Then, one of Khan's former Dutch colleagues, who worked with the Pakistani scientist at the exclusive FDO laboratories in Amsterdam, told rediff.com how Khan used "every trick in the book" to steal confidential blueprints that facilitated Pakistan's nuclear breakthrough and established it as the world's seventh nuclear power after the United States, Russia, China, the United Kingdom, France and India.
On Thursday night, Pakistani diplomatic sources, comparing Khan to a "Karol Bagh lala", detailed the metallurgist's purchase of a $400,000 Teflon marquee for one of his daughter's weddings as well as lavish gifts of BMWs and houses for his daughters and sons-in-law.
No questions were asked about Khan's lifestyle, his frequent trips abroad -- always first class -- and his lengthy periods of residence under an assumed name at some of the world's most expensive hotels.
Successive heads of Pakistan's Inter-Services Intelligence ignored allegations of financial impropriety until 1990, when Lieutenant General Shamshur Rahman Kallu prepared a report for the attention of the then prime minister Benazir Bhutto.
The report gathered dust until fresh investigations were ordered on the instructions of ISI chief Lieutenant General Mahmoud Ahmad, who handed his findings over to President Pervez Musharraf in 2001.

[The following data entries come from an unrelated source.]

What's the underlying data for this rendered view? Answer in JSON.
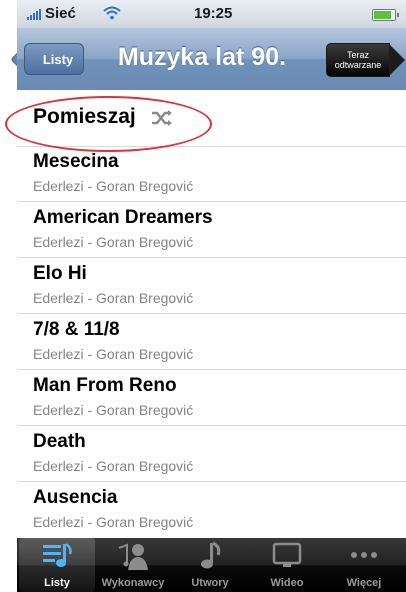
{
  "statusbar": {
    "carrier": "Sieć",
    "time": "19:25",
    "battery_level": 0.85
  },
  "navbar": {
    "back_label": "Listy",
    "title": "Muzyka lat 90.",
    "now_playing_line1": "Teraz",
    "now_playing_line2": "odtwarzane"
  },
  "shuffle": {
    "label": "Pomieszaj",
    "icon": "shuffle-icon"
  },
  "tracks": [
    {
      "title": "Mesecina",
      "subtitle": "Ederlezi - Goran Bregović"
    },
    {
      "title": "American Dreamers",
      "subtitle": "Ederlezi - Goran Bregović"
    },
    {
      "title": "Elo Hi",
      "subtitle": "Ederlezi - Goran Bregović"
    },
    {
      "title": "7/8 & 11/8",
      "subtitle": "Ederlezi - Goran Bregović"
    },
    {
      "title": "Man From Reno",
      "subtitle": "Ederlezi - Goran Bregović"
    },
    {
      "title": "Death",
      "subtitle": "Ederlezi - Goran Bregović"
    },
    {
      "title": "Ausencia",
      "subtitle": "Ederlezi - Goran Bregović"
    }
  ],
  "tabs": [
    {
      "label": "Listy",
      "icon": "playlist-icon",
      "active": true
    },
    {
      "label": "Wykonawcy",
      "icon": "artist-icon",
      "active": false
    },
    {
      "label": "Utwory",
      "icon": "music-note-icon",
      "active": false
    },
    {
      "label": "Wideo",
      "icon": "video-icon",
      "active": false
    },
    {
      "label": "Więcej",
      "icon": "more-icon",
      "active": false
    }
  ],
  "colors": {
    "nav": "#7092ba",
    "highlight": "#d9343d",
    "tabbar": "#000000"
  }
}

Late last year, unable to ignore the mounting evidence of Khan's lifestyle, Musharraf confronted Khan to ask why he had breached Pakistan's trust.
Drastic action against Khan is considered unlikely since he is genuinely popular in Pakistan.
In the unlikely event of his ever being prosecuted, he would reveal the names of those within the upper ranks of the Pakistani army who collaborated with him in his nuclear adventures.
But the turmoil around Khan and his activities has also thrown up evidence of how much some of Pakistan's younger scientists resent his bagging all the credit for his adopted country's nuclear achievements. His fiery temper and his willingness to spend up to Rs 50 million in publicizing his own achievements has not helped either.
In one recent interview, he was asked about the benefits of being 'The' Dr Khan.
He replied: 'If I escort my wife to the plane when she is flying somewhere, the crew will take notice of who she is and she will receive VIP treatment from the moment she steps on the plane. As for me, I can't even stop by the roadside at a small hut to drink chai without someone paying for me. People go out of their way to show the love and respect for me. It is very gratifying.'
Asked when he last paid for dinner, Khan said in the same interview, 'It's been a long time, I can't remember, but I have never tried to take undue advantage of who I am. Once, I was leaving the VIP lounge at an airport, and the security guard asked to see my VIP lounge card. I didn't scream and wave my arms and say 'Don't you know who I am?'
'I just took my card out of my pocket and showed it to him, that man was just doing his job, and that wasn't a problem for me at all. His supervisor did come and yell at him though, he waved his arms and said 'Don't you know who this is? This is Dr Qadeer Khan!'
With Inputs from Press Trust of India